====== EXTRACTED MATERIAL

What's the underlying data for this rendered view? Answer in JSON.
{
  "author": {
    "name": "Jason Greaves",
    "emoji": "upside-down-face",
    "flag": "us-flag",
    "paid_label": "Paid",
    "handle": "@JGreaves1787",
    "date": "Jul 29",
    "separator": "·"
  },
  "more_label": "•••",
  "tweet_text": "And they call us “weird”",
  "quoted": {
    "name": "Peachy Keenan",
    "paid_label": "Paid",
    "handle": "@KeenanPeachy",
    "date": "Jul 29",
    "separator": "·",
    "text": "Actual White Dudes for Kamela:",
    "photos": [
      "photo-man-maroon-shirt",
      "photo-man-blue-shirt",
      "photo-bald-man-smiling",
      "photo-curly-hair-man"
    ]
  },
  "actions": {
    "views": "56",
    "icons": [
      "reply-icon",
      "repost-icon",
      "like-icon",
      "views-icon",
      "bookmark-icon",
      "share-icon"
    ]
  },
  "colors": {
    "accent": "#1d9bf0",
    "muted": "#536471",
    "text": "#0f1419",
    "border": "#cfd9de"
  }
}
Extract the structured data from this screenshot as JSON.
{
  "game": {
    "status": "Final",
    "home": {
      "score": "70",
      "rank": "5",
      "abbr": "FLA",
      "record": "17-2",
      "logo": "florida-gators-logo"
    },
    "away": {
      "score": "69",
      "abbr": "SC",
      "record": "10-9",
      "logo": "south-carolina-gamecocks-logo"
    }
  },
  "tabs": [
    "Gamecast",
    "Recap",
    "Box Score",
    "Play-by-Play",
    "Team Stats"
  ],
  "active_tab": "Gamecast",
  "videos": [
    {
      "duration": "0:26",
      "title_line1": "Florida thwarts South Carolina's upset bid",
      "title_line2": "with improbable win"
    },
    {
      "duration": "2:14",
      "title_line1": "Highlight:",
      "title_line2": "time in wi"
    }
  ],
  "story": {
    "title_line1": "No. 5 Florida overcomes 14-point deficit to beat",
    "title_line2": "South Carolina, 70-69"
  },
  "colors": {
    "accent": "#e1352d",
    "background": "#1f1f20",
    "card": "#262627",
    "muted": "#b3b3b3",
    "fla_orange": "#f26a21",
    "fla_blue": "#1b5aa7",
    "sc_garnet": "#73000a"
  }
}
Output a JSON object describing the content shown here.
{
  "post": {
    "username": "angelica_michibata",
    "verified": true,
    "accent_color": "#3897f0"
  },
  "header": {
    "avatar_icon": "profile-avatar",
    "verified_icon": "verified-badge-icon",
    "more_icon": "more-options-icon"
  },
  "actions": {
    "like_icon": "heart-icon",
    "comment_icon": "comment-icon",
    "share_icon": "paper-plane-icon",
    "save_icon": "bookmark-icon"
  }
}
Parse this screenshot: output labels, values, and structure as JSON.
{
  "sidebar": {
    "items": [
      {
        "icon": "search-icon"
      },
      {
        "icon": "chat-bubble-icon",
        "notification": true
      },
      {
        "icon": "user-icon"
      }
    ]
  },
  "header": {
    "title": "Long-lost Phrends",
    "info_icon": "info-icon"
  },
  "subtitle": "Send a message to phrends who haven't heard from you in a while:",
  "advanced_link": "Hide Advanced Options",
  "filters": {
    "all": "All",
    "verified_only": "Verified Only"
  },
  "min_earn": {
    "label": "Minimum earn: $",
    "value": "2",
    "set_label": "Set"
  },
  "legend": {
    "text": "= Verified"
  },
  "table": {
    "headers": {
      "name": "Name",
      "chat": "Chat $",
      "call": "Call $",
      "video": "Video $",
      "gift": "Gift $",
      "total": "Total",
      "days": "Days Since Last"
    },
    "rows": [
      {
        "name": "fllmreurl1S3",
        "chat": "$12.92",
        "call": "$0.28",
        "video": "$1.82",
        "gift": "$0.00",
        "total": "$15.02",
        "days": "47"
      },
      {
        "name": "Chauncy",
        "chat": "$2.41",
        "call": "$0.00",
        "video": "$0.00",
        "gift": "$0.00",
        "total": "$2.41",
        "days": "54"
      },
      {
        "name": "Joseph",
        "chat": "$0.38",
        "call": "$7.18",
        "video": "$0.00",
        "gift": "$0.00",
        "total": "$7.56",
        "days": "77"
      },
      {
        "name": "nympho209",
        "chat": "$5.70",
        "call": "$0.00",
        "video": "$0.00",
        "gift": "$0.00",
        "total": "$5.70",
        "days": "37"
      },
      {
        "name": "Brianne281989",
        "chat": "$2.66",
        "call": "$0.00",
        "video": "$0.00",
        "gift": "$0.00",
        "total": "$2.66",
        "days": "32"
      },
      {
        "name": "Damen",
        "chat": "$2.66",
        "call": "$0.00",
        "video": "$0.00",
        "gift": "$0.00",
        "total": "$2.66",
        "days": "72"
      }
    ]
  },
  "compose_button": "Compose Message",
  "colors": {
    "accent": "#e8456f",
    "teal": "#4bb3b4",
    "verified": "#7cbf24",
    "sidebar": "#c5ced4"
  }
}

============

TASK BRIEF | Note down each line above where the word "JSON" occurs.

EXERCISE RESPONSE |
What's the underlying data for this rendered view? Answer in JSON.
Extract the structured data from this screenshot as JSON.
Output a JSON object describing the content shown here.
Parse this screenshot: output labels, values, and structure as JSON.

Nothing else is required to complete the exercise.